Dataset rows for apps and sites:
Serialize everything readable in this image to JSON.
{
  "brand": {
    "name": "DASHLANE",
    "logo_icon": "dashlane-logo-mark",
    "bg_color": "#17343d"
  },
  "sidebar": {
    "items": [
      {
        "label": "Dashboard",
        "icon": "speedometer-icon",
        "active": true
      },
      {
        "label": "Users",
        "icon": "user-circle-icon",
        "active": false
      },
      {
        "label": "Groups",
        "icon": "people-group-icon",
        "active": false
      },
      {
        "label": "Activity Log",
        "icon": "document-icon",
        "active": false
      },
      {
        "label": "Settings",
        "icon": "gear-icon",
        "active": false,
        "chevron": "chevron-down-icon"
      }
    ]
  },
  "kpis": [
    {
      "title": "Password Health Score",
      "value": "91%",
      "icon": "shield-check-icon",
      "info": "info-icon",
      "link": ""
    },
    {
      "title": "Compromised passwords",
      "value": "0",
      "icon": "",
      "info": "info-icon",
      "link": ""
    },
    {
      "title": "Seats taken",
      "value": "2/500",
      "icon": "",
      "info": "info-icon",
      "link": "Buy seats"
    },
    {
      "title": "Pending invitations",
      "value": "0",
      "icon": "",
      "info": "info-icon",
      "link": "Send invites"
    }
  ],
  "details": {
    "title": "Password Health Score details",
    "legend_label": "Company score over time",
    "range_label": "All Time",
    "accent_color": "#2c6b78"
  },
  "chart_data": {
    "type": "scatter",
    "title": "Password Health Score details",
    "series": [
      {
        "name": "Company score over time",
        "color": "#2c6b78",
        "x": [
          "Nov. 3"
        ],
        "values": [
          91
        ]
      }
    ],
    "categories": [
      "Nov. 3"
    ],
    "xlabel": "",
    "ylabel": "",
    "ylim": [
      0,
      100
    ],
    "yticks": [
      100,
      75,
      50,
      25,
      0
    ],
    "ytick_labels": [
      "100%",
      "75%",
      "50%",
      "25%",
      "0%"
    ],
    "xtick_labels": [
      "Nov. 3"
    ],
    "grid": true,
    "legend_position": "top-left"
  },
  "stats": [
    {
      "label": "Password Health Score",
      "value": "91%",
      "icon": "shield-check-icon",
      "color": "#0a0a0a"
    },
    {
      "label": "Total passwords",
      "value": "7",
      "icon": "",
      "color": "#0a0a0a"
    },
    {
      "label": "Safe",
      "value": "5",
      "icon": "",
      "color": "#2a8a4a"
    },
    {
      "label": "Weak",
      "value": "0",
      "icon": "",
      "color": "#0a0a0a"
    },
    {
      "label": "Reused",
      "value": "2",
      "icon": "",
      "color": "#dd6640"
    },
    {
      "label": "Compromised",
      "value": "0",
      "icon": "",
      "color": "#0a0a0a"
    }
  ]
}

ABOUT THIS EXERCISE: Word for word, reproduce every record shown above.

SOLUTION FOR THIS PROBLEM:
Serialize everything readable in this image to JSON.
{
  "brand": {
    "name": "DASHLANE",
    "logo_icon": "dashlane-logo-mark",
    "bg_color": "#17343d"
  },
  "sidebar": {
    "items": [
      {
        "label": "Dashboard",
        "icon": "speedometer-icon",
        "active": true
      },
      {
        "label": "Users",
        "icon": "user-circle-icon",
        "active": false
      },
      {
        "label": "Groups",
        "icon": "people-group-icon",
        "active": false
      },
      {
        "label": "Activity Log",
        "icon": "document-icon",
        "active": false
      },
      {
        "label": "Settings",
        "icon": "gear-icon",
        "active": false,
        "chevron": "chevron-down-icon"
      }
    ]
  },
  "kpis": [
    {
      "title": "Password Health Score",
      "value": "91%",
      "icon": "shield-check-icon",
      "info": "info-icon",
      "link": ""
    },
    {
      "title": "Compromised passwords",
      "value": "0",
      "icon": "",
      "info": "info-icon",
      "link": ""
    },
    {
      "title": "Seats taken",
      "value": "2/500",
      "icon": "",
      "info": "info-icon",
      "link": "Buy seats"
    },
    {
      "title": "Pending invitations",
      "value": "0",
      "icon": "",
      "info": "info-icon",
      "link": "Send invites"
    }
  ],
  "details": {
    "title": "Password Health Score details",
    "legend_label": "Company score over time",
    "range_label": "All Time",
    "accent_color": "#2c6b78"
  },
  "chart_data": {
    "type": "scatter",
    "title": "Password Health Score details",
    "series": [
      {
        "name": "Company score over time",
        "color": "#2c6b78",
        "x": [
          "Nov. 3"
        ],
        "values": [
          91
        ]
      }
    ],
    "categories": [
      "Nov. 3"
    ],
    "xlabel": "",
    "ylabel": "",
    "ylim": [
      0,
      100
    ],
    "yticks": [
      100,
      75,
      50,
      25,
      0
    ],
    "ytick_labels": [
      "100%",
      "75%",
      "50%",
      "25%",
      "0%"
    ],
    "xtick_labels": [
      "Nov. 3"
    ],
    "grid": true,
    "legend_position": "top-left"
  },
  "stats": [
    {
      "label": "Password Health Score",
      "value": "91%",
      "icon": "shield-check-icon",
      "color": "#0a0a0a"
    },
    {
      "label": "Total passwords",
      "value": "7",
      "icon": "",
      "color": "#0a0a0a"
    },
    {
      "label": "Safe",
      "value": "5",
      "icon": "",
      "color": "#2a8a4a"
    },
    {
      "label": "Weak",
      "value": "0",
      "icon": "",
      "color": "#0a0a0a"
    },
    {
      "label": "Reused",
      "value": "2",
      "icon": "",
      "color": "#dd6640"
    },
    {
      "label": "Compromised",
      "value": "0",
      "icon": "",
      "color": "#0a0a0a"
    }
  ]
}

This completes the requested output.